Ethics (including politics) is the primary outcome of this critique and guides us in the decision-making as to the meaning and future of the human prospect. Ethics, therefore, is both a very personal as well as collaborative enterprise. Yes, a product of corrupting old men like me who have lived a full life, but also for the hopefully corrupted young who are in fact now making our future.

Sunday, April 8, 2012

Arrow of Time

There are some serious scientific theories that conjecture that time is not a property of the multiverse but is a dimension of a bubble belonging to our human world created by human consciousness. In this view, the arrow of time is our perception of entropy in which order is dissipated and the universe runs down.

Another way to consider the arrow of time is our perception of the growing complexity of an evolving universe, including of course human development. Then the measure of time is not entropy, but syntropy (a word I found first used by the French Jesuit scientist and poet, Pierre Teilhard de Chardin).

But apparently even the laws of thermodynamics, including entropy, and the laws of complexification need not be laws for all of reality and certain theories, yet to be verified or falsified can do without time as part of the ultimate explanation of reality.

I can't really fathom this, but there is a lot in theoretical physics that has been verified that I struggle to understand. But just think that if time is a sort of illusion (and some Buddhists have taught this for centuries), what does this mean for my aging and eventual death. And what does it mean for the "singularity" when a further evolved homo sapiens sapiens becomes immortal?

I think it leads to the "eternal now" which we are at this moment, in this time, place, community.

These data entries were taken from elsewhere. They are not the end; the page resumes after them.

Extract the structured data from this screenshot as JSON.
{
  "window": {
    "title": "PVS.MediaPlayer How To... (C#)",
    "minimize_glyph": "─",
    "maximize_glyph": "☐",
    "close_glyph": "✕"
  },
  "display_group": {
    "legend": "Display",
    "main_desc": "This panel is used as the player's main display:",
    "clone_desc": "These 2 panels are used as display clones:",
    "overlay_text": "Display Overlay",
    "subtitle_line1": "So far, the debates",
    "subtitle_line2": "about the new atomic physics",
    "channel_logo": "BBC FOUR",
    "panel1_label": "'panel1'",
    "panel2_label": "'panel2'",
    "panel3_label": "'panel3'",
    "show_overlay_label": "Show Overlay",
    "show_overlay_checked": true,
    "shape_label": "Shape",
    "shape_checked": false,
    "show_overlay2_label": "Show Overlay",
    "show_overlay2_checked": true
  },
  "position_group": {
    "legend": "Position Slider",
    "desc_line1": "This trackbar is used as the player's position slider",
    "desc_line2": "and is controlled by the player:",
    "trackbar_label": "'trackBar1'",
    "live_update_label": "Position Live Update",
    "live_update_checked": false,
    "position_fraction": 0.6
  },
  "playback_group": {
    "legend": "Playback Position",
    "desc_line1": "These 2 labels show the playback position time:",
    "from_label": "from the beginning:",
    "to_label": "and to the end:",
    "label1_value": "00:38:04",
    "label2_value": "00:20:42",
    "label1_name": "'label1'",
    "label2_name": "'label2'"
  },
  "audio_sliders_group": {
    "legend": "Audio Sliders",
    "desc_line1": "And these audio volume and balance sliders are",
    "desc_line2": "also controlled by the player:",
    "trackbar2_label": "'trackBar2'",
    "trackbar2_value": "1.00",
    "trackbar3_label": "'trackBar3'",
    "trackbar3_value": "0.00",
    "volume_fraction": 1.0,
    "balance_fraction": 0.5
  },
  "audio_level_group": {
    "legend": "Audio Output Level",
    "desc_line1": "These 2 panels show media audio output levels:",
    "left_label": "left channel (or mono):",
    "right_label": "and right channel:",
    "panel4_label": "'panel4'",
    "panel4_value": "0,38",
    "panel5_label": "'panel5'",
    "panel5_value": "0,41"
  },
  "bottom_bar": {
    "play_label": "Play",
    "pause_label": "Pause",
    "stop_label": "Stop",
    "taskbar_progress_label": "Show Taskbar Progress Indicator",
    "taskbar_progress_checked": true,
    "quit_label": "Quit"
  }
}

There are three kind of time: chronos: ongoing progression or regression; mythic return: circular, recurring, revolutionary; and kairos: momentous, this moment--which I think takes primacy. It is in this moment that I/we are in touch with past, future, here, with each other in the whole of reality. This moment with you is the foundation of all meaning in secula seculorum.

Hold me.

Sunday, April 1, 2012

Is Christopher Hitchens Happy?

Is Christopher Hitchens Happy?

Or not?

I suppose not if he lost Pascal's wager. Then he is feeling the torments of a wrathful, tyrant god for all eternity.

I do admire Hitchens, his writing, his enjoyment of la belle vie, his courage to be public with his faults (even his arrogance which I did not much care for). I disagreed with him on his support of the Iraq war. I attribute that in line with his disgust with the religions of "God is Great" that would murder and enslave or sacralize it under some just or holy war doctrine.

He was a man of faith--certainly not that of the popes or ayatollahs. But that of philosophers and scientists and humanists.

Stanley Fish wrote recently that the scientist made as much of an act of faith as the religionist. I somewhat agree. But I dont consider faith an act, but a virtue, an habitual stance or approach to the world, the result of many acts and choices. Faith (along with the other two cardinal virtues) is an openness to reality wherever it might lead. It is the habit of curiosity, of discovery, of continual learning, of dialogue and argument in search of being found wrong and therefore coming closer to truth.

An ”act of faith” which closes matters, that achieves righteousness, that limits or denies the need to question is no faith at all. This is why ”God is not Great”! A born-again experience, an acceptance of Jesus in my heart, an absolute commitment to the Prophet is not faith at all. It is Belief which is the obstacle, even the enemy, of faith, hope, and love.

I remember learning in my catechism that when we go to heaven, we will no longer have faith ”for we will be seeing God face to face.”

If Hitchens is in heaven, then I know he is not happy.